On Friday, one of Portlands best ad agencies, Sockeye, launched a video advertising campaign for a marijuana beverage. The beverage is called Legal, manufactured by one of our long-time clients, Mirth Provisions. While we seldom blog about clients, the catchy ad (which quickly rang up over 7,000 views) got people talking about the nexus between pot and advertising. Among these discussions were write-ups in The Oregonian and the The Portland Mercury. The latter story asserts that the Legal spot is the first ever commercial for a cannabis edible.
We have examined the challenges for industry entrepreneurs when it comes to marijuana advertising, including one year ago today, when we wrote about the ever first television commercial for a cannabis product. That commercial was scheduled for broadcast on a Denver-based ABC affiliate, but pulled at the last second. To our knowledge, it has never graced the airwaves. In the relevant blog post, we explained that:
The Federal Communications Commission regulates and licenses television broadcasters, issuing licenses on an annual basis. There is no FCC regulation expressly prohibiting a televised advertisement of cannabis products in states with legalized cannabis. The FCC, however, renews broadcasters licenses each year based, in part, on whether they served the public interest during the preceding year. It could be more difficult to satisfy this criterion if broadcasters (arguably) committed a felony by violating Section 843 of the Controlled Substances Act.
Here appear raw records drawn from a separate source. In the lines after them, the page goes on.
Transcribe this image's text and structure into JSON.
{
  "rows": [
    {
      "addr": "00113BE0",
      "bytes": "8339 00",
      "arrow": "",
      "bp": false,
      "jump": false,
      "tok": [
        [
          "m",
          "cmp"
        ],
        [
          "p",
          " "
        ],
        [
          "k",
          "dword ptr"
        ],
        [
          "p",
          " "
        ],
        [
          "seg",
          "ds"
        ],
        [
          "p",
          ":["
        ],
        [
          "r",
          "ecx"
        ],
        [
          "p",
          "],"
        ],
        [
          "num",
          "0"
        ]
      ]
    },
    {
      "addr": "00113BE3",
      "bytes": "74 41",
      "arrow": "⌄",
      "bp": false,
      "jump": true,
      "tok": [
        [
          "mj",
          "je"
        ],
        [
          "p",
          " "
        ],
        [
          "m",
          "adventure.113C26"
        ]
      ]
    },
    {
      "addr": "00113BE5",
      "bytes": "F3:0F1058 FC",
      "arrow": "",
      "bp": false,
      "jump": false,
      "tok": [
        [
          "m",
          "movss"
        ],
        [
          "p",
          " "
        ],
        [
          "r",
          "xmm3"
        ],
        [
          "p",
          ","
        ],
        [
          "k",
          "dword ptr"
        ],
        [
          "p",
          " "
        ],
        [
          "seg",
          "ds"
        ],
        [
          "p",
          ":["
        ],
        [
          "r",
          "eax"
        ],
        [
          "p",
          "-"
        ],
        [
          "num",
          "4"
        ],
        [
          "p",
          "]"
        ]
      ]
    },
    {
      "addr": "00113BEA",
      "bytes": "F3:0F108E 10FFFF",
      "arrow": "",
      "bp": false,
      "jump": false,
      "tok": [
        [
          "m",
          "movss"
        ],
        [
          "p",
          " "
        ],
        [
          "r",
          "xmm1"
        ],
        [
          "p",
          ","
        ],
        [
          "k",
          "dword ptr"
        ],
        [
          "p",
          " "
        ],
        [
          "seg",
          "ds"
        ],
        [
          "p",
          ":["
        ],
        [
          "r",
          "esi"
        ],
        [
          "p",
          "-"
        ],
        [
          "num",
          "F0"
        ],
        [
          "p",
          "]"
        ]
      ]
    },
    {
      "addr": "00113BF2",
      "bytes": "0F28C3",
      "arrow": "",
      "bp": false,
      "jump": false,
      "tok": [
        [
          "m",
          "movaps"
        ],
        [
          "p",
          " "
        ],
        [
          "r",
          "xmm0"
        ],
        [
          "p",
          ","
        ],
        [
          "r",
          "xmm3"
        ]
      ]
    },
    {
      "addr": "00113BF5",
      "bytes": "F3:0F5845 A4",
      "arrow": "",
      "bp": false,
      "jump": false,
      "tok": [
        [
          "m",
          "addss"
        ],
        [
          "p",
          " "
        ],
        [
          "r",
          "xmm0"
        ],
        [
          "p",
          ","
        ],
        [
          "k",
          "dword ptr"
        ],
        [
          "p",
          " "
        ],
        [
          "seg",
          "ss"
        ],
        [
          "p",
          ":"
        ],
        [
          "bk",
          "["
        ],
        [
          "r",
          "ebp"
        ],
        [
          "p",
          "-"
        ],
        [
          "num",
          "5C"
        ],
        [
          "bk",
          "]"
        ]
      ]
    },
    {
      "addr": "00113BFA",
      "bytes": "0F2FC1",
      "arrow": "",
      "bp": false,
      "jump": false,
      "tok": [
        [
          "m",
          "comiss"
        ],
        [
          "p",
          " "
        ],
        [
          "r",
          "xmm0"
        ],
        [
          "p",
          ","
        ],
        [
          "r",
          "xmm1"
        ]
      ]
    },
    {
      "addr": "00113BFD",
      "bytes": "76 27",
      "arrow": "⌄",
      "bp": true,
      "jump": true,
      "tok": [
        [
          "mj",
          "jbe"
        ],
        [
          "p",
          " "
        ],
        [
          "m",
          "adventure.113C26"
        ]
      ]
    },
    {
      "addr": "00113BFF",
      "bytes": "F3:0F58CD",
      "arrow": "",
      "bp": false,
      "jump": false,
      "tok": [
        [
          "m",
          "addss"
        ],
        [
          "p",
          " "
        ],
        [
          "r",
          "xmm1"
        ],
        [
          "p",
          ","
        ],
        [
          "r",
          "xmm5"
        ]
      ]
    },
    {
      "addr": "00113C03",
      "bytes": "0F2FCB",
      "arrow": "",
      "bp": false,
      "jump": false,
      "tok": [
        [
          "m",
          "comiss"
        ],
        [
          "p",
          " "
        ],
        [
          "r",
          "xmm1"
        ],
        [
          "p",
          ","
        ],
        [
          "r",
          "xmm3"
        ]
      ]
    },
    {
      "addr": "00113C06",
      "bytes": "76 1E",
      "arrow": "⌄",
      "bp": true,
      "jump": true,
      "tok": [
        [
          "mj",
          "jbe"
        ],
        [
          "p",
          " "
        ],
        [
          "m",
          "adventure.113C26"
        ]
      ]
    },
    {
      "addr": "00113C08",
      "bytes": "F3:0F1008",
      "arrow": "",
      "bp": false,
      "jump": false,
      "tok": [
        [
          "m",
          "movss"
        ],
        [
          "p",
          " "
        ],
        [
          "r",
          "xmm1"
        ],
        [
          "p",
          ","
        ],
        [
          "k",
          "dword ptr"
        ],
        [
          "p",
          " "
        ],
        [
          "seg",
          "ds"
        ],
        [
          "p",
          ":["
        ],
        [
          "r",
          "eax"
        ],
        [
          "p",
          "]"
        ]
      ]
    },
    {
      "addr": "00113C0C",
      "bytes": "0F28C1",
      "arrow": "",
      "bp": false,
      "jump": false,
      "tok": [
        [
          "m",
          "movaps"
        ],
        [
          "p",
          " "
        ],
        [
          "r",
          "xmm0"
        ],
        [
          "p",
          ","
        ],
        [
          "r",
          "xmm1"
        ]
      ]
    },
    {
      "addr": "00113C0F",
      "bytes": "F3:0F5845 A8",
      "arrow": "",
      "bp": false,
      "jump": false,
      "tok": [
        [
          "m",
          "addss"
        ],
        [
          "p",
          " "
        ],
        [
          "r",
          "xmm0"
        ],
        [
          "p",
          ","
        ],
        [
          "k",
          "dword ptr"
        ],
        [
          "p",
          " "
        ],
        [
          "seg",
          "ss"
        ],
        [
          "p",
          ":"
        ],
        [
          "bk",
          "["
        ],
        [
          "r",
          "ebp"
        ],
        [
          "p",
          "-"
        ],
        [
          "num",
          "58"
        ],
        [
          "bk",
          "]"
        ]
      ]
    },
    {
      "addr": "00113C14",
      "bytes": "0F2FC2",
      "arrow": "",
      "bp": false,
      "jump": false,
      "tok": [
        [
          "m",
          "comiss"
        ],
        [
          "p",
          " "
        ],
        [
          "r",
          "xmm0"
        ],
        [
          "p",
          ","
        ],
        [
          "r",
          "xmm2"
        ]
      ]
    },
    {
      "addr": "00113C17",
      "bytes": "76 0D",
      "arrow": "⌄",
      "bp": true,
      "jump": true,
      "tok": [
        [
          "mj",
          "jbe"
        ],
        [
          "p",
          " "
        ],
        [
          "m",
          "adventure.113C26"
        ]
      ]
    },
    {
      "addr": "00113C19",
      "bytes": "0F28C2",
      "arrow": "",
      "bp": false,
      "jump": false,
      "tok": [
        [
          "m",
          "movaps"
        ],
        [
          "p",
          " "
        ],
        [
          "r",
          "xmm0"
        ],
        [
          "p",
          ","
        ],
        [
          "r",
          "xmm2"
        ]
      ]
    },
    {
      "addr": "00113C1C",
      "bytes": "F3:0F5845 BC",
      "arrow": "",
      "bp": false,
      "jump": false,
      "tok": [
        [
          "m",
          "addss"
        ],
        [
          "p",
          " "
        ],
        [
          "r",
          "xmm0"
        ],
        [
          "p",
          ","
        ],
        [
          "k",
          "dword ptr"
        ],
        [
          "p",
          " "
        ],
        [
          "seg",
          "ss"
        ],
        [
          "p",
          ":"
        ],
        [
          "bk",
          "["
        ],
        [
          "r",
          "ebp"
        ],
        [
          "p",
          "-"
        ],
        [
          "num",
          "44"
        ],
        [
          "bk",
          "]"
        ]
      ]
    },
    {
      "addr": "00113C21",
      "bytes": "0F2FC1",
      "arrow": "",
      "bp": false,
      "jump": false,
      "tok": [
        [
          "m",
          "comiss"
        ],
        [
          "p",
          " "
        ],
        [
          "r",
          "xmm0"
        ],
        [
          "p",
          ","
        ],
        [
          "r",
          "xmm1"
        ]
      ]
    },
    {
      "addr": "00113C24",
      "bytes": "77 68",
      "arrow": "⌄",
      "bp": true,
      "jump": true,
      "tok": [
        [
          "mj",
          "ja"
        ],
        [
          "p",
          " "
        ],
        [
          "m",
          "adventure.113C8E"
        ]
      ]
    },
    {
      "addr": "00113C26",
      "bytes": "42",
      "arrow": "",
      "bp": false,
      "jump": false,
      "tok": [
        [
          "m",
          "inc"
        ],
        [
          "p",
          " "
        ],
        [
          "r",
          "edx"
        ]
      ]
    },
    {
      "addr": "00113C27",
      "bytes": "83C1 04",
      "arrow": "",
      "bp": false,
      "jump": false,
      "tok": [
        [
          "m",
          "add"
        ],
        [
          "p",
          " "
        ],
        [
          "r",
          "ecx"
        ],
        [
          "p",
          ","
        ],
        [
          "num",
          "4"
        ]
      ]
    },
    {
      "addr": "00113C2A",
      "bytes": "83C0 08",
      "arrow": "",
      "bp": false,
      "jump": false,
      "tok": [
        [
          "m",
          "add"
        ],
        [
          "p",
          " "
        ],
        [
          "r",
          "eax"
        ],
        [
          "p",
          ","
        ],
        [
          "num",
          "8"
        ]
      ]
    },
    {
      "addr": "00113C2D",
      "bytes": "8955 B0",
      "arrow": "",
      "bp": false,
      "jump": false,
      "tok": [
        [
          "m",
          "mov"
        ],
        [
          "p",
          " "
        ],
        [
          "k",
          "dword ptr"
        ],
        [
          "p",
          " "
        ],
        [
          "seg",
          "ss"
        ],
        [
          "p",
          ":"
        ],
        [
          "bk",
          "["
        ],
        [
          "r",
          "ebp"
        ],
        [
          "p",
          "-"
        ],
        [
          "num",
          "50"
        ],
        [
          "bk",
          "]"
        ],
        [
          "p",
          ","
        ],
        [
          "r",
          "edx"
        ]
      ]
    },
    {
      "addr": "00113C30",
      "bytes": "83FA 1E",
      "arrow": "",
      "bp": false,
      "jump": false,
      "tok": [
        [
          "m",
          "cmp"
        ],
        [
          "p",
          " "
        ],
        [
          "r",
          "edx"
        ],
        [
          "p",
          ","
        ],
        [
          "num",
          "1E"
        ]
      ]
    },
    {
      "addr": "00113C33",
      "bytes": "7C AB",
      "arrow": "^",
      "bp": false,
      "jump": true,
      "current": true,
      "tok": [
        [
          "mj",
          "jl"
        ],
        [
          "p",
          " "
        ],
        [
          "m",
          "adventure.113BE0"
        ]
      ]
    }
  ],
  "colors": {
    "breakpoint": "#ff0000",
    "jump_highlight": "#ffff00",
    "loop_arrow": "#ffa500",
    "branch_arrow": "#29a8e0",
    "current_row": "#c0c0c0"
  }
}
At the time, the FCC had not weighed in on cannabis. For better or worse, that is still the case today. Without guidance, broadcasters can only guess as to how interested regulators will be in these ads even if states like Colorado and Oregon do not prohibit them. Perhaps for this reason, the Legal ad is currently published only on Youtube, and it has not run on any traditional television channels.
In Oregon, advertising for marijuana falls under Oregon Liquor Control Commission (OLCC) purview. As such, OAR 845-025-8040 (Advertising Restrictions) gives some basic parameters as to what pot ads cannot do, including: contain misleading statements; target minors or use cartoonish images; encourage transport across state lines; make claims as to health effects; display consumption of marijuana items; etc. All of these are similar to advertising strictures for alcohol and tobacco, although the display consumption prohibition goes further than regulation for alcohol ads.
The following section, OAR 845-025-8060(2) also provides that a licensee may not utilize television, radio, billboards, print ...